Only 19 percent of businesses in northeastern Ontario are confident in Ontario’s economic future, according to a report by the Ontario Chamber of Commerce.
This represents a five percent drop from the previous year as reveal in the business confidence survey inside the chamber’s 2018 Ontario Economic Report. Growing operating costs with rising taxes and electricity rates are the main concerns.
“These findings are in keeping with the challenges faced by Timmins businesses, whose costs continue to rise in virtually every sector,” said Jamie Clarke, president of the Timmins Chamber of Commerce in a Feb. 9 news release.
“Over the last year, our membership has expressed strong concerns about the impact that issues like cap and trade and labour law changes are having on their competitiveness, and we continue to advocate on their behalf to urge government to relieve some of that burden.”
While northeastern businesses are downcast about the regional economy, they are more upbeat about their own individual prospects. Forty per cent have a positive outlook due to a growing client base and increased demand.
The report projects a stagnation in Ontario’s overall economy, reinforced by regional data that nearly half of businesses expect their organization’s revenue to stay the same over the next 12 months.
“Industry in Ontario are feeling the impact of the rising minimum wage, significant labour reforms, increasing global and US competition, NAFTA renegotiations, consistent overregulation, rising input costs, and challenges to accessing talent,” said Ontario Chamber president Rocco Rossi in a statement.
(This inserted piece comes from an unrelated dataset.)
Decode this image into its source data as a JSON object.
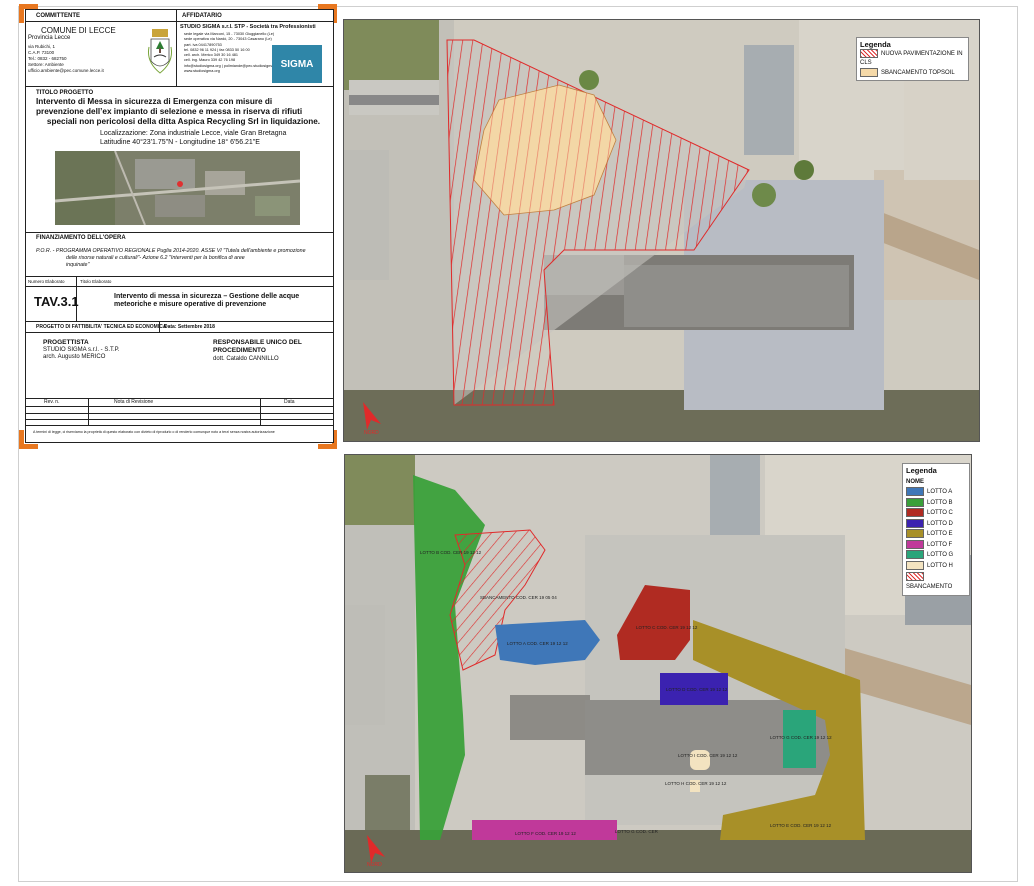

Through feedback from the Timmins Chamber, the Ontario Chamber intends to tackle the barriers to business including larger regional issues such as transportation and infrastructure issues such as Connecting Link highway funding.